(Dataset extract)
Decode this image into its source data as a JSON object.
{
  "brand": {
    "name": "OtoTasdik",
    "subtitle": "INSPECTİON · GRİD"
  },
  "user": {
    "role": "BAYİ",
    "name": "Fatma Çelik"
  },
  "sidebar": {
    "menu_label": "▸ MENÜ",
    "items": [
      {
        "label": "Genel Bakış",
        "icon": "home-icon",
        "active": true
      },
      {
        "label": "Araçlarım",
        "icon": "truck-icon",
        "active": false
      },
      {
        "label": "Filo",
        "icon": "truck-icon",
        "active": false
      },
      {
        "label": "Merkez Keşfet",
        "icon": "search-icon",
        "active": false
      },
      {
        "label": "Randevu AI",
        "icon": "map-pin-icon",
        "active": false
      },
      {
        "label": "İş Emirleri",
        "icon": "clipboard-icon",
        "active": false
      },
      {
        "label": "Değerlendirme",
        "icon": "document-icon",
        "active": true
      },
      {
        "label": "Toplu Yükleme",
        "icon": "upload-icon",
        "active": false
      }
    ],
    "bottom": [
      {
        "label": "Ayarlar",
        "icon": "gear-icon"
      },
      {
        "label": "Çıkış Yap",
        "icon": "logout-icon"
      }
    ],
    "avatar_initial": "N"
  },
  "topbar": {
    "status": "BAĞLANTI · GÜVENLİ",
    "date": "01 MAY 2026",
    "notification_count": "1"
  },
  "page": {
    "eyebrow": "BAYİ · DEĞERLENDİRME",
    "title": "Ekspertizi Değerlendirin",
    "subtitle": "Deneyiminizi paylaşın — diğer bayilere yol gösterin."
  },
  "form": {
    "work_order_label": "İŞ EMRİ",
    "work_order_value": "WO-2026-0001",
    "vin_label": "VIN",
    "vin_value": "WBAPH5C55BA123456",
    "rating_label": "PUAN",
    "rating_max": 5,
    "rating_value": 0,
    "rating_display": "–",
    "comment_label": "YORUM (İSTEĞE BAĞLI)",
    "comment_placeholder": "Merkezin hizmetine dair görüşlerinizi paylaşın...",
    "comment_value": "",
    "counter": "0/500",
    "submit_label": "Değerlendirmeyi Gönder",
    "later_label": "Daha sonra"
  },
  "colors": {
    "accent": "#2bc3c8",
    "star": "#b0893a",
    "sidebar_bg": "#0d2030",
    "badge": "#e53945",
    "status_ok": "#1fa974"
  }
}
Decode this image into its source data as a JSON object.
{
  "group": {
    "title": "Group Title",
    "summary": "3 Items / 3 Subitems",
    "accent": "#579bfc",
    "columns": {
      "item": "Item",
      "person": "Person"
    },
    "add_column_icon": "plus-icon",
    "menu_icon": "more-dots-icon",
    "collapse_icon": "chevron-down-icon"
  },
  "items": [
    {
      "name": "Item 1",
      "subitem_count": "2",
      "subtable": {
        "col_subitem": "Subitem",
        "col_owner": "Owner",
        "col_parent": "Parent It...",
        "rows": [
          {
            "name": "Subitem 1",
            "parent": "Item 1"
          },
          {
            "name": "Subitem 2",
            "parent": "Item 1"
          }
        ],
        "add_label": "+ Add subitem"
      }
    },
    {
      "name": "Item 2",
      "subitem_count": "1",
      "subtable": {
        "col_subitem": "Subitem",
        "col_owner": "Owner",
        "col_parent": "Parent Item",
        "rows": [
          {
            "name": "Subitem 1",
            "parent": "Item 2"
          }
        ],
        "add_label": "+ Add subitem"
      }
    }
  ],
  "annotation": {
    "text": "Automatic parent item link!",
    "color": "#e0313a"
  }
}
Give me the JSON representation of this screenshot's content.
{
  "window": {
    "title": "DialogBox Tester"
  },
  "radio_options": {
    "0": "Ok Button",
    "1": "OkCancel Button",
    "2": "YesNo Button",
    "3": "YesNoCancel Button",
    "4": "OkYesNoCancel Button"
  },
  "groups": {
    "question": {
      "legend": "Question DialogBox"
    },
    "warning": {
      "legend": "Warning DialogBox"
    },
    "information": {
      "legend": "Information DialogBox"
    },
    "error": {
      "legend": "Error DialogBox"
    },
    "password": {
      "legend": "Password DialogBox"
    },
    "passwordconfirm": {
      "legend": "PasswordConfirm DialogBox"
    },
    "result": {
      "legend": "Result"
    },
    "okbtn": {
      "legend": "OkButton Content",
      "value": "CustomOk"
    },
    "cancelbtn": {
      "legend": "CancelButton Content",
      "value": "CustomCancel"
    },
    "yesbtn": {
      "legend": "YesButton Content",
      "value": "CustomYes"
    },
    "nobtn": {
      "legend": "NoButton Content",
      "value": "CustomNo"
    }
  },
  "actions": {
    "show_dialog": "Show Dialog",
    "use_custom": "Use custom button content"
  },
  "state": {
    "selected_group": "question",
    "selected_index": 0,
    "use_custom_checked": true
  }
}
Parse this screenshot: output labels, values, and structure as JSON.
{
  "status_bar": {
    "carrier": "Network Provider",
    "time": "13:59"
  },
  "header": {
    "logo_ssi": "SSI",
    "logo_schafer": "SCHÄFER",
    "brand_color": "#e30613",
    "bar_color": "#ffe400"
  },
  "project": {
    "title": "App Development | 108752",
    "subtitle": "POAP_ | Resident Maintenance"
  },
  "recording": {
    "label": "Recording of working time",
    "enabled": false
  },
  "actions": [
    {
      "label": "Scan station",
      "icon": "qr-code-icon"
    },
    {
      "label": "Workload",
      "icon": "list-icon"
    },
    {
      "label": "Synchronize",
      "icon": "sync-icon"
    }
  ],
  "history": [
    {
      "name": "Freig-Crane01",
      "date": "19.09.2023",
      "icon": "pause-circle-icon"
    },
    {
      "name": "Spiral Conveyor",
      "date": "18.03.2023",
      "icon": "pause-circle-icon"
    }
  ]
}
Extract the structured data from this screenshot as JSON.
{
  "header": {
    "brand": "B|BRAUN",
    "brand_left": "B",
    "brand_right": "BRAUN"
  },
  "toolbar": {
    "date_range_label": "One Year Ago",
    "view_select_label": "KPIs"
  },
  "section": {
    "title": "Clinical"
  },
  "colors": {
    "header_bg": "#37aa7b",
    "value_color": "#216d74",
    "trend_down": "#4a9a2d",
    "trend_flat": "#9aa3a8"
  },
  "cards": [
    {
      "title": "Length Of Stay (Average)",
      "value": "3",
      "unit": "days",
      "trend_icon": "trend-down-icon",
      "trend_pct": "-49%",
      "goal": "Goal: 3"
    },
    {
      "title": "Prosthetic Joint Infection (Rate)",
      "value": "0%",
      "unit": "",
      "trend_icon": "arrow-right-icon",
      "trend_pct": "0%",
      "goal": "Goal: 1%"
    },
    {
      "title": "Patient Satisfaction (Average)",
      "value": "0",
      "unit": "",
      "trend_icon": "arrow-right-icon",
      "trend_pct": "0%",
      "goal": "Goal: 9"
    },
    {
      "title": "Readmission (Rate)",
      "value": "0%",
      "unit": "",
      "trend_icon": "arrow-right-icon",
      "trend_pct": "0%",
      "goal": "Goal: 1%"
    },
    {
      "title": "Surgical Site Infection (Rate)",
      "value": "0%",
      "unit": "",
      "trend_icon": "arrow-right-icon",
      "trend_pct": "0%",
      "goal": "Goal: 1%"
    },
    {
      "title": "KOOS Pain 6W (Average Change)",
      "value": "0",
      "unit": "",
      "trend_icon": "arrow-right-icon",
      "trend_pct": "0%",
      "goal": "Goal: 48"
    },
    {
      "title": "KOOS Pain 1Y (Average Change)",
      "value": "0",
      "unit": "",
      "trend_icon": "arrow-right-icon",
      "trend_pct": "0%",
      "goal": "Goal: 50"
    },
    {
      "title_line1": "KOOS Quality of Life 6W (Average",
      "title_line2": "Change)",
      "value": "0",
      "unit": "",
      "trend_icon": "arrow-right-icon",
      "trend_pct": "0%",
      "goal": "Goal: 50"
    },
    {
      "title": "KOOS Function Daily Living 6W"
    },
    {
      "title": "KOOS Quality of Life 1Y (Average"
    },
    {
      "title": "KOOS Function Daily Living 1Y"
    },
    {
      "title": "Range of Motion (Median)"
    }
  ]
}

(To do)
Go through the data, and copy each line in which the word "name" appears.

(Completed exercise)
    "name": "OtoTasdik",
    "name": "Fatma Çelik"
      "name": "Item 1",
            "name": "Subitem 1",
            "name": "Subitem 2",
      "name": "Item 2",
            "name": "Subitem 1",
      "name": "Freig-Crane01",
      "name": "Spiral Conveyor",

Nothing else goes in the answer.